Exercise directions:
Pictures do not belong in the copy; retype the records below exactly.

Data supplied:
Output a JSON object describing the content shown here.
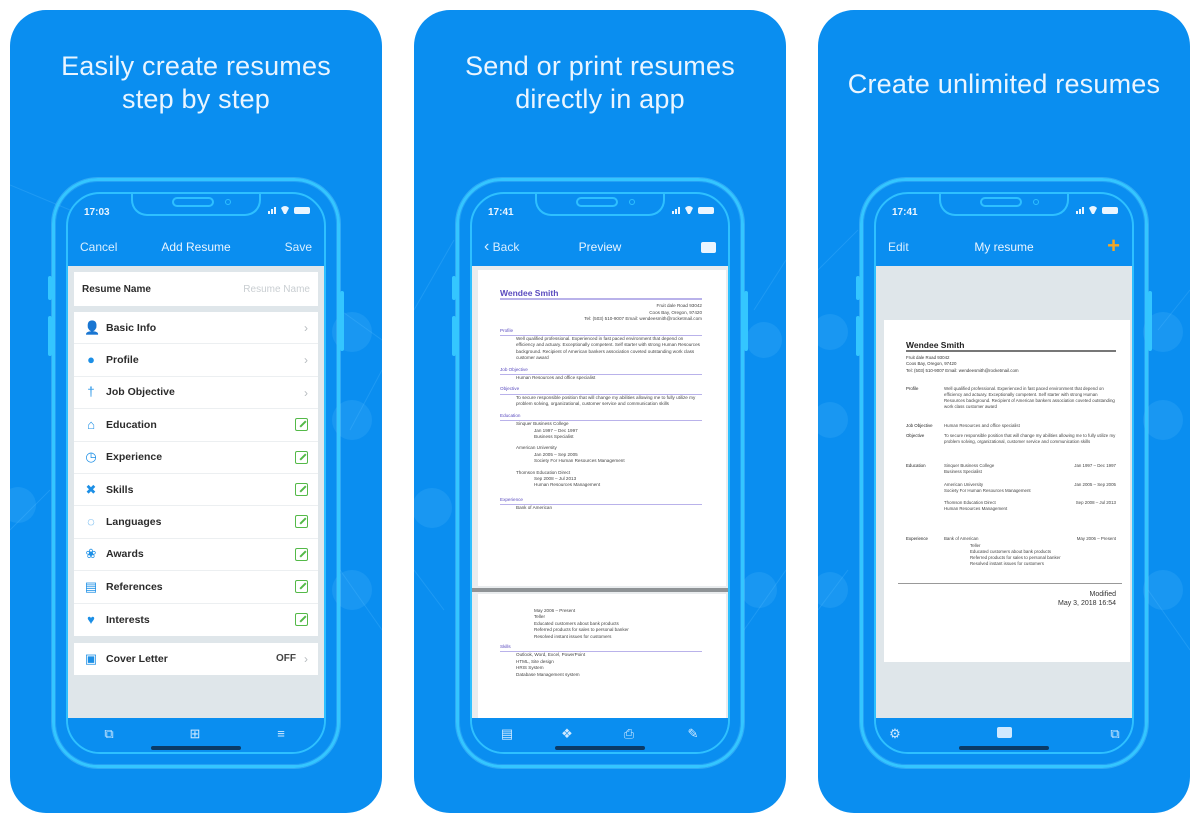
{
  "panels": [
    {
      "headline_line1": "Easily create resumes",
      "headline_line2": "step by step",
      "status_time": "17:03",
      "nav": {
        "left": "Cancel",
        "title": "Add Resume",
        "right": "Save"
      },
      "resume_name": {
        "label": "Resume Name",
        "placeholder": "Resume Name"
      },
      "sections": [
        {
          "label": "Basic Info",
          "icon": "person-icon",
          "accessory": "chevron"
        },
        {
          "label": "Profile",
          "icon": "speech-bubble-icon",
          "accessory": "chevron"
        },
        {
          "label": "Job Objective",
          "icon": "tie-icon",
          "accessory": "chevron"
        },
        {
          "label": "Education",
          "icon": "graduation-cap-icon",
          "accessory": "edit"
        },
        {
          "label": "Experience",
          "icon": "clock-icon",
          "accessory": "edit"
        },
        {
          "label": "Skills",
          "icon": "tools-icon",
          "accessory": "edit"
        },
        {
          "label": "Languages",
          "icon": "chat-icon",
          "accessory": "edit"
        },
        {
          "label": "Awards",
          "icon": "award-ribbon-icon",
          "accessory": "edit"
        },
        {
          "label": "References",
          "icon": "documents-icon",
          "accessory": "edit"
        },
        {
          "label": "Interests",
          "icon": "heart-icon",
          "accessory": "edit"
        }
      ],
      "cover_letter": {
        "label": "Cover Letter",
        "value": "OFF",
        "icon": "briefcase-icon"
      },
      "tabbar_icons": [
        "copy-icon",
        "add-document-icon",
        "reorder-icon"
      ]
    },
    {
      "headline_line1": "Send or print resumes",
      "headline_line2": "directly in app",
      "status_time": "17:41",
      "nav": {
        "left": "Back",
        "title": "Preview",
        "right_icon": "mail-icon"
      },
      "tabbar_icons": [
        "save-document-icon",
        "dropbox-icon",
        "print-icon",
        "edit-icon"
      ]
    },
    {
      "headline_line1": "Create unlimited resumes",
      "status_time": "17:41",
      "nav": {
        "left": "Edit",
        "title": "My resume",
        "right_icon": "plus-icon"
      },
      "tabbar_icons": [
        "settings-icon",
        "mail-icon",
        "copy-icon"
      ],
      "modified_label": "Modified",
      "modified_date": "May 3, 2018 16:54"
    }
  ],
  "resume": {
    "name": "Wendee  Smith",
    "address1": "Fruit dale Road 93042",
    "address2": "Coos Bay, Oregon, 97420",
    "contact": "Tel: (503) 510-9007 Email: wendeesmith@rocketmail.com",
    "sections": {
      "profile": "Profile",
      "job_objective": "Job Objective",
      "objective": "Objective",
      "education": "Education",
      "experience": "Experience",
      "skills": "Skills"
    },
    "profile_text": "Well qualified professional. Experienced in fast paced environment that depend on efficiency and actuary. Exceptionally competent. Self starter with strong Human Resources background. Recipient of American bankers association coveted outstanding work class customer award",
    "job_objective_text": "Human Resources and office specialist",
    "objective_text": "To secure responsible position that will change my abilities allowing me to fully utilize my problem solving, organizational, customer service and communication skills",
    "education": [
      {
        "school": "Sinquer Business College",
        "dates": "Jan 1997 – Dec 1997",
        "detail": "Business Specialist"
      },
      {
        "school": "American University",
        "dates": "Jan 2005 – Sep 2005",
        "detail": "Society For Human Resources Management"
      },
      {
        "school": "Thomson Education Direct",
        "dates": "Sep 2008 – Jul 2013",
        "detail": "Human Resources Management"
      }
    ],
    "experience": {
      "company": "Bank of American",
      "dates": "May 2006 – Present",
      "title": "Teller",
      "duties": [
        "Educated customers about bank products",
        "Referred products for sales to personal banker",
        "Resolved instant issues for customers"
      ]
    },
    "skills": [
      "Outlook, Word, Excel, PowerPoint",
      "HTML, Site design",
      "HRIS System",
      "Database Management system"
    ]
  },
  "colors": {
    "panel_bg": "#0a8ef0",
    "frame": "#34c6ff",
    "accent_purple": "#5a4bbf",
    "edit_green": "#54b948",
    "plus_orange": "#f5a623"
  }
}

Answer to the exercise:
Output a JSON object describing the content shown here.
{
  "panels": [
    {
      "headline_line1": "Easily create resumes",
      "headline_line2": "step by step",
      "status_time": "17:03",
      "nav": {
        "left": "Cancel",
        "title": "Add Resume",
        "right": "Save"
      },
      "resume_name": {
        "label": "Resume Name",
        "placeholder": "Resume Name"
      },
      "sections": [
        {
          "label": "Basic Info",
          "icon": "person-icon",
          "accessory": "chevron"
        },
        {
          "label": "Profile",
          "icon": "speech-bubble-icon",
          "accessory": "chevron"
        },
        {
          "label": "Job Objective",
          "icon": "tie-icon",
          "accessory": "chevron"
        },
        {
          "label": "Education",
          "icon": "graduation-cap-icon",
          "accessory": "edit"
        },
        {
          "label": "Experience",
          "icon": "clock-icon",
          "accessory": "edit"
        },
        {
          "label": "Skills",
          "icon": "tools-icon",
          "accessory": "edit"
        },
        {
          "label": "Languages",
          "icon": "chat-icon",
          "accessory": "edit"
        },
        {
          "label": "Awards",
          "icon": "award-ribbon-icon",
          "accessory": "edit"
        },
        {
          "label": "References",
          "icon": "documents-icon",
          "accessory": "edit"
        },
        {
          "label": "Interests",
          "icon": "heart-icon",
          "accessory": "edit"
        }
      ],
      "cover_letter": {
        "label": "Cover Letter",
        "value": "OFF",
        "icon": "briefcase-icon"
      },
      "tabbar_icons": [
        "copy-icon",
        "add-document-icon",
        "reorder-icon"
      ]
    },
    {
      "headline_line1": "Send or print resumes",
      "headline_line2": "directly in app",
      "status_time": "17:41",
      "nav": {
        "left": "Back",
        "title": "Preview",
        "right_icon": "mail-icon"
      },
      "tabbar_icons": [
        "save-document-icon",
        "dropbox-icon",
        "print-icon",
        "edit-icon"
      ]
    },
    {
      "headline_line1": "Create unlimited resumes",
      "status_time": "17:41",
      "nav": {
        "left": "Edit",
        "title": "My resume",
        "right_icon": "plus-icon"
      },
      "tabbar_icons": [
        "settings-icon",
        "mail-icon",
        "copy-icon"
      ],
      "modified_label": "Modified",
      "modified_date": "May 3, 2018 16:54"
    }
  ],
  "resume": {
    "name": "Wendee  Smith",
    "address1": "Fruit dale Road 93042",
    "address2": "Coos Bay, Oregon, 97420",
    "contact": "Tel: (503) 510-9007 Email: wendeesmith@rocketmail.com",
    "sections": {
      "profile": "Profile",
      "job_objective": "Job Objective",
      "objective": "Objective",
      "education": "Education",
      "experience": "Experience",
      "skills": "Skills"
    },
    "profile_text": "Well qualified professional. Experienced in fast paced environment that depend on efficiency and actuary. Exceptionally competent. Self starter with strong Human Resources background. Recipient of American bankers association coveted outstanding work class customer award",
    "job_objective_text": "Human Resources and office specialist",
    "objective_text": "To secure responsible position that will change my abilities allowing me to fully utilize my problem solving, organizational, customer service and communication skills",
    "education": [
      {
        "school": "Sinquer Business College",
        "dates": "Jan 1997 – Dec 1997",
        "detail": "Business Specialist"
      },
      {
        "school": "American University",
        "dates": "Jan 2005 – Sep 2005",
        "detail": "Society For Human Resources Management"
      },
      {
        "school": "Thomson Education Direct",
        "dates": "Sep 2008 – Jul 2013",
        "detail": "Human Resources Management"
      }
    ],
    "experience": {
      "company": "Bank of American",
      "dates": "May 2006 – Present",
      "title": "Teller",
      "duties": [
        "Educated customers about bank products",
        "Referred products for sales to personal banker",
        "Resolved instant issues for customers"
      ]
    },
    "skills": [
      "Outlook, Word, Excel, PowerPoint",
      "HTML, Site design",
      "HRIS System",
      "Database Management system"
    ]
  },
  "colors": {
    "panel_bg": "#0a8ef0",
    "frame": "#34c6ff",
    "accent_purple": "#5a4bbf",
    "edit_green": "#54b948",
    "plus_orange": "#f5a623"
  }
}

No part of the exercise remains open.